Without the pictures, restate all of the data below word for word.

Start of DATA TO PROCESS

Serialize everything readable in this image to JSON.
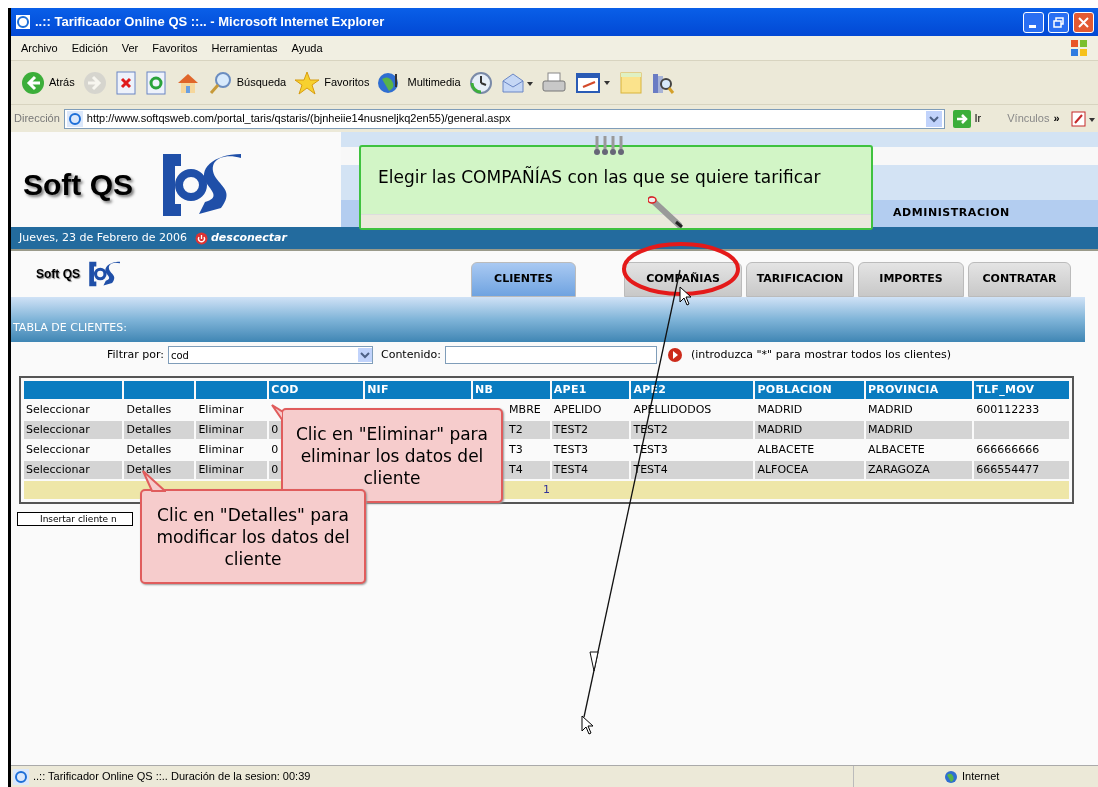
{
  "window": {
    "title": "..:: Tarificador Online QS ::.. - Microsoft Internet Explorer"
  },
  "menu": [
    "Archivo",
    "Edición",
    "Ver",
    "Favoritos",
    "Herramientas",
    "Ayuda"
  ],
  "toolbar": [
    {
      "kind": "back",
      "label": "Atrás",
      "disabled": false
    },
    {
      "kind": "forward",
      "disabled": true
    },
    {
      "kind": "stop"
    },
    {
      "kind": "refresh"
    },
    {
      "kind": "home"
    },
    {
      "kind": "search",
      "label": "Búsqueda"
    },
    {
      "kind": "favorites",
      "label": "Favoritos"
    },
    {
      "kind": "media",
      "label": "Multimedia"
    },
    {
      "kind": "history"
    },
    {
      "kind": "mail"
    },
    {
      "kind": "print"
    },
    {
      "kind": "edit"
    },
    {
      "kind": "note"
    },
    {
      "kind": "research"
    }
  ],
  "address": {
    "label": "Dirección",
    "value": "http://www.softqsweb.com/portal_taris/qstaris/(bjnheiie14nusneljkq2en55)/general.aspx",
    "go": "Ir",
    "links": "Vínculos",
    "links_more": "»"
  },
  "header": {
    "logo": "Soft QS",
    "section": "ADMINISTRACION",
    "date": "Jueves, 23 de Febrero de 2006",
    "logout": "desconectar",
    "small_logo": "Soft QS"
  },
  "tabs": [
    {
      "label": "CLIENTES",
      "selected": true
    },
    {
      "label": "COMPAÑIAS",
      "selected": false
    },
    {
      "label": "TARIFICACION",
      "selected": false
    },
    {
      "label": "IMPORTES",
      "selected": false
    },
    {
      "label": "CONTRATAR",
      "selected": false
    }
  ],
  "section_title": "TABLA DE CLIENTES:",
  "filter": {
    "label": "Filtrar por:",
    "value": "cod",
    "content_label": "Contenido:",
    "hint": "(introduzca \"*\" para mostrar todos los clientes)"
  },
  "table": {
    "columns": [
      "",
      "",
      "",
      "COD",
      "NIF",
      "NB",
      "APE1",
      "APE2",
      "POBLACION",
      "PROVINCIA",
      "TLF_MOV"
    ],
    "rows": [
      [
        "Seleccionar",
        "Detalles",
        "Eliminar",
        "",
        "",
        "MBRE",
        "APELIDO",
        "APELLIDODOS",
        "MADRID",
        "MADRID",
        "600112233"
      ],
      [
        "Seleccionar",
        "Detalles",
        "Eliminar",
        "0",
        "",
        "T2",
        "TEST2",
        "TEST2",
        "MADRID",
        "MADRID",
        ""
      ],
      [
        "Seleccionar",
        "Detalles",
        "Eliminar",
        "0",
        "",
        "T3",
        "TEST3",
        "TEST3",
        "ALBACETE",
        "ALBACETE",
        "666666666"
      ],
      [
        "Seleccionar",
        "Detalles",
        "Eliminar",
        "0",
        "",
        "T4",
        "TEST4",
        "TEST4",
        "ALFOCEA",
        "ZARAGOZA",
        "666554477"
      ]
    ],
    "pager": "1"
  },
  "insert_button": "Insertar cliente n",
  "callouts": [
    {
      "kind": "note",
      "text": "Elegir las COMPAÑÍAS con las que se quiere tarificar"
    },
    {
      "kind": "bubble",
      "text": "Clic en \"Eliminar\" para eliminar los datos del cliente"
    },
    {
      "kind": "bubble",
      "text": "Clic en \"Detalles\" para modificar los datos del cliente"
    }
  ],
  "status_bar": {
    "text": "..:: Tarificador Online QS ::.. Duración de la sesion: 00:39",
    "zone": "Internet"
  }
}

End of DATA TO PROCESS

**ANSWER SPACE**
Serialize everything readable in this image to JSON.
{
  "window": {
    "title": "..:: Tarificador Online QS ::.. - Microsoft Internet Explorer"
  },
  "menu": [
    "Archivo",
    "Edición",
    "Ver",
    "Favoritos",
    "Herramientas",
    "Ayuda"
  ],
  "toolbar": [
    {
      "kind": "back",
      "label": "Atrás",
      "disabled": false
    },
    {
      "kind": "forward",
      "disabled": true
    },
    {
      "kind": "stop"
    },
    {
      "kind": "refresh"
    },
    {
      "kind": "home"
    },
    {
      "kind": "search",
      "label": "Búsqueda"
    },
    {
      "kind": "favorites",
      "label": "Favoritos"
    },
    {
      "kind": "media",
      "label": "Multimedia"
    },
    {
      "kind": "history"
    },
    {
      "kind": "mail"
    },
    {
      "kind": "print"
    },
    {
      "kind": "edit"
    },
    {
      "kind": "note"
    },
    {
      "kind": "research"
    }
  ],
  "address": {
    "label": "Dirección",
    "value": "http://www.softqsweb.com/portal_taris/qstaris/(bjnheiie14nusneljkq2en55)/general.aspx",
    "go": "Ir",
    "links": "Vínculos",
    "links_more": "»"
  },
  "header": {
    "logo": "Soft QS",
    "section": "ADMINISTRACION",
    "date": "Jueves, 23 de Febrero de 2006",
    "logout": "desconectar",
    "small_logo": "Soft QS"
  },
  "tabs": [
    {
      "label": "CLIENTES",
      "selected": true
    },
    {
      "label": "COMPAÑIAS",
      "selected": false
    },
    {
      "label": "TARIFICACION",
      "selected": false
    },
    {
      "label": "IMPORTES",
      "selected": false
    },
    {
      "label": "CONTRATAR",
      "selected": false
    }
  ],
  "section_title": "TABLA DE CLIENTES:",
  "filter": {
    "label": "Filtrar por:",
    "value": "cod",
    "content_label": "Contenido:",
    "hint": "(introduzca \"*\" para mostrar todos los clientes)"
  },
  "table": {
    "columns": [
      "",
      "",
      "",
      "COD",
      "NIF",
      "NB",
      "APE1",
      "APE2",
      "POBLACION",
      "PROVINCIA",
      "TLF_MOV"
    ],
    "rows": [
      [
        "Seleccionar",
        "Detalles",
        "Eliminar",
        "",
        "",
        "MBRE",
        "APELIDO",
        "APELLIDODOS",
        "MADRID",
        "MADRID",
        "600112233"
      ],
      [
        "Seleccionar",
        "Detalles",
        "Eliminar",
        "0",
        "",
        "T2",
        "TEST2",
        "TEST2",
        "MADRID",
        "MADRID",
        ""
      ],
      [
        "Seleccionar",
        "Detalles",
        "Eliminar",
        "0",
        "",
        "T3",
        "TEST3",
        "TEST3",
        "ALBACETE",
        "ALBACETE",
        "666666666"
      ],
      [
        "Seleccionar",
        "Detalles",
        "Eliminar",
        "0",
        "",
        "T4",
        "TEST4",
        "TEST4",
        "ALFOCEA",
        "ZARAGOZA",
        "666554477"
      ]
    ],
    "pager": "1"
  },
  "insert_button": "Insertar cliente n",
  "callouts": [
    {
      "kind": "note",
      "text": "Elegir las COMPAÑÍAS con las que se quiere tarificar"
    },
    {
      "kind": "bubble",
      "text": "Clic en \"Eliminar\" para eliminar los datos del cliente"
    },
    {
      "kind": "bubble",
      "text": "Clic en \"Detalles\" para modificar los datos del cliente"
    }
  ],
  "status_bar": {
    "text": "..:: Tarificador Online QS ::.. Duración de la sesion: 00:39",
    "zone": "Internet"
  }
}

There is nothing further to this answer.